# WHAT THIS TASK INVOLVES
In the material below, tally the lines that include the string "change", then write down only the total.

# MATERIAL FOR THIS TASK
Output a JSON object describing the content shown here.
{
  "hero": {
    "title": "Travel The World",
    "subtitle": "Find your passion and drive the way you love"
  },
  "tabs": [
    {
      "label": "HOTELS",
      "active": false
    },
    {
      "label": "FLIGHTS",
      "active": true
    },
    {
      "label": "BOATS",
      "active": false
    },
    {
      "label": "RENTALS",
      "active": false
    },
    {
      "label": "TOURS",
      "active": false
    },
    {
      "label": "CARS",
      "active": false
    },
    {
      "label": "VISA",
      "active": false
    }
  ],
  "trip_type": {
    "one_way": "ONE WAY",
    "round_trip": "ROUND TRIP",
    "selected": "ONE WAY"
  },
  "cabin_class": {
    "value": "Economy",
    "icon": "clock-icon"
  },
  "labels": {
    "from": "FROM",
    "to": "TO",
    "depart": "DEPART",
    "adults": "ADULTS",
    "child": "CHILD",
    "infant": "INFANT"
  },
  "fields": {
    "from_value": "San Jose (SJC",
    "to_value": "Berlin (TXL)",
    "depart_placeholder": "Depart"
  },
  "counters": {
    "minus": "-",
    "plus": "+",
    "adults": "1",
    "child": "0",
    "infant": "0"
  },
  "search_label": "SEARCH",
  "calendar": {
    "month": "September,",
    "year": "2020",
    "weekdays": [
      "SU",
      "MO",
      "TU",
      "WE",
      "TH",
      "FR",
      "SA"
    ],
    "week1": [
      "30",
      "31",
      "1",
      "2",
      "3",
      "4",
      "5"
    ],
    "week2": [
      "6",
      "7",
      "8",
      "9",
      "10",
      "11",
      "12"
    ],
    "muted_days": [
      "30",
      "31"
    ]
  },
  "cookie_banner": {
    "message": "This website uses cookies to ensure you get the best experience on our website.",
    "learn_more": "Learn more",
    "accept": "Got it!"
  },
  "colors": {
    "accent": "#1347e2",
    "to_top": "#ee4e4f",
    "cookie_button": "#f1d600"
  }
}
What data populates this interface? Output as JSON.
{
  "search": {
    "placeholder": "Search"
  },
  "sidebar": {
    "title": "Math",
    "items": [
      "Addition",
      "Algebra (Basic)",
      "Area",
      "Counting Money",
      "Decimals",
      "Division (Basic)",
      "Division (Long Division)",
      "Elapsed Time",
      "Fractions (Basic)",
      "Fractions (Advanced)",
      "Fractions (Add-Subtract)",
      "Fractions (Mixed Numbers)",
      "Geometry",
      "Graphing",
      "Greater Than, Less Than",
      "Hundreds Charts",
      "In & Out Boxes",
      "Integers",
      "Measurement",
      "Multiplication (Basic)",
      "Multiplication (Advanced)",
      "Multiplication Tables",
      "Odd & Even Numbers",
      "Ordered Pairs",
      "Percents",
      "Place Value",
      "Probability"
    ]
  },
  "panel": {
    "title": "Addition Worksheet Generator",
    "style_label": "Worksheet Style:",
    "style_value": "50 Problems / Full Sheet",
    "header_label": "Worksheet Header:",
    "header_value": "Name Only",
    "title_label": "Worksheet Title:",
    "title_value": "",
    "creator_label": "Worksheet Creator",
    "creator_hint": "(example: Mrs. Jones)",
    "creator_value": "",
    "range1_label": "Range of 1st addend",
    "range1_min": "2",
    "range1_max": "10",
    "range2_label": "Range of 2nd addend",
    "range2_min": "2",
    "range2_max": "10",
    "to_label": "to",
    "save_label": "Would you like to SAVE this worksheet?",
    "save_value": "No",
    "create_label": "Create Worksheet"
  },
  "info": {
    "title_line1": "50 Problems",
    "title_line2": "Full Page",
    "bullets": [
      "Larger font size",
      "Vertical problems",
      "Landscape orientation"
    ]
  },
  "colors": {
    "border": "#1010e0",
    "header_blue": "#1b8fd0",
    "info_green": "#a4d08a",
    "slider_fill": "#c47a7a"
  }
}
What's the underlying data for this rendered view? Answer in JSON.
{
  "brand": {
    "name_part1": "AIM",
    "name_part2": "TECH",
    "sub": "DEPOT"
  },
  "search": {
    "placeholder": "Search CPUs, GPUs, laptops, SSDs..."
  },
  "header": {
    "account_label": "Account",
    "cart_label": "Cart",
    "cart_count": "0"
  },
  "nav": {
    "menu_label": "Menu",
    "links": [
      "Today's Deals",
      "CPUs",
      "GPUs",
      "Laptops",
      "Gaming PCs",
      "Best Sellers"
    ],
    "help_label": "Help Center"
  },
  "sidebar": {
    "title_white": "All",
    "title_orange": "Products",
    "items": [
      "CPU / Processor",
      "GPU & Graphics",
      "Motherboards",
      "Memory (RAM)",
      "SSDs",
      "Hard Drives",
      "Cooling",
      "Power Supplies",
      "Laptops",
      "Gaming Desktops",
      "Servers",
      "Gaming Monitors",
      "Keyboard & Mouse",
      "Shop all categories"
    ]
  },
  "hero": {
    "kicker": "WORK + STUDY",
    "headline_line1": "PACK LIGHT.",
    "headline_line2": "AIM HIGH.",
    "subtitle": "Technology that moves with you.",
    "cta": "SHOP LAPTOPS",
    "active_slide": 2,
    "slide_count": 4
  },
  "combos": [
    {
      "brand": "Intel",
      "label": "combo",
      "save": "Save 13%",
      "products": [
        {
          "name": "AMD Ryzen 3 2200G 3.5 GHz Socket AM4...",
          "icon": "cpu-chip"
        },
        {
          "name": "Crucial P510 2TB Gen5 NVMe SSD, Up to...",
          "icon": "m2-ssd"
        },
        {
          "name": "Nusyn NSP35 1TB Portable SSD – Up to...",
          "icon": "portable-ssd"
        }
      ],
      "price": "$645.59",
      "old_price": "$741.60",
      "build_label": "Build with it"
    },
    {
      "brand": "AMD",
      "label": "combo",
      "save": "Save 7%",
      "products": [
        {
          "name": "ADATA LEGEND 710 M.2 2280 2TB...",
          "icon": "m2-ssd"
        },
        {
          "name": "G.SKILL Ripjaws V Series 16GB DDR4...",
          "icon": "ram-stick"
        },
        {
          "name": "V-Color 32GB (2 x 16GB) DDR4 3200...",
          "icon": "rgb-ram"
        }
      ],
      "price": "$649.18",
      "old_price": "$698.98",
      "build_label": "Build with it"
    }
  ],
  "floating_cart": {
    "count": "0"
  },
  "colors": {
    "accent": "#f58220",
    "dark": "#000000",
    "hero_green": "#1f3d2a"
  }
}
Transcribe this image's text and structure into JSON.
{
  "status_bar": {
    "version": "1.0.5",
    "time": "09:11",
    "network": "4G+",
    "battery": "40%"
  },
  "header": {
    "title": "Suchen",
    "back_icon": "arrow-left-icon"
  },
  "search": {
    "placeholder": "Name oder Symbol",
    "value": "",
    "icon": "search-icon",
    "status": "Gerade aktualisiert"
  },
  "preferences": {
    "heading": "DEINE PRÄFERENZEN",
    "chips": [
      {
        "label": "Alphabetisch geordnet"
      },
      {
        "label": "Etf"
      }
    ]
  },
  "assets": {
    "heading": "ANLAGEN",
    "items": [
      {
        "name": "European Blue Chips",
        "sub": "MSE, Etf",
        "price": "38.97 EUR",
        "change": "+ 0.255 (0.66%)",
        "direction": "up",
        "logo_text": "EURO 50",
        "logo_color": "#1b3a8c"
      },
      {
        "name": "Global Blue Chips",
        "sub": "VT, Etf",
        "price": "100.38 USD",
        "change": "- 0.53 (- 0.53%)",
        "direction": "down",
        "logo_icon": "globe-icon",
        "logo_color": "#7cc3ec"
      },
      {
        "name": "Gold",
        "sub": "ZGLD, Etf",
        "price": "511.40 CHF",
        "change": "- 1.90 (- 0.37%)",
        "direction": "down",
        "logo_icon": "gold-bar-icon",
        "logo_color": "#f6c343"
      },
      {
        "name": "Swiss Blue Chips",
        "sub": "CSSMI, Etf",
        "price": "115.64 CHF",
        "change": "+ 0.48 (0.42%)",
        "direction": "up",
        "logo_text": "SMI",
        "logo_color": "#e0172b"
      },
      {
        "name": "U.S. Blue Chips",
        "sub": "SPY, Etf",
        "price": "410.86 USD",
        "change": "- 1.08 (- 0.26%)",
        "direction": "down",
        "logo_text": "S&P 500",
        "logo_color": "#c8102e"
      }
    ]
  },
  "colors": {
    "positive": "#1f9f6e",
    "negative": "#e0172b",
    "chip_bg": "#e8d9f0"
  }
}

# ANSWER SECTION
5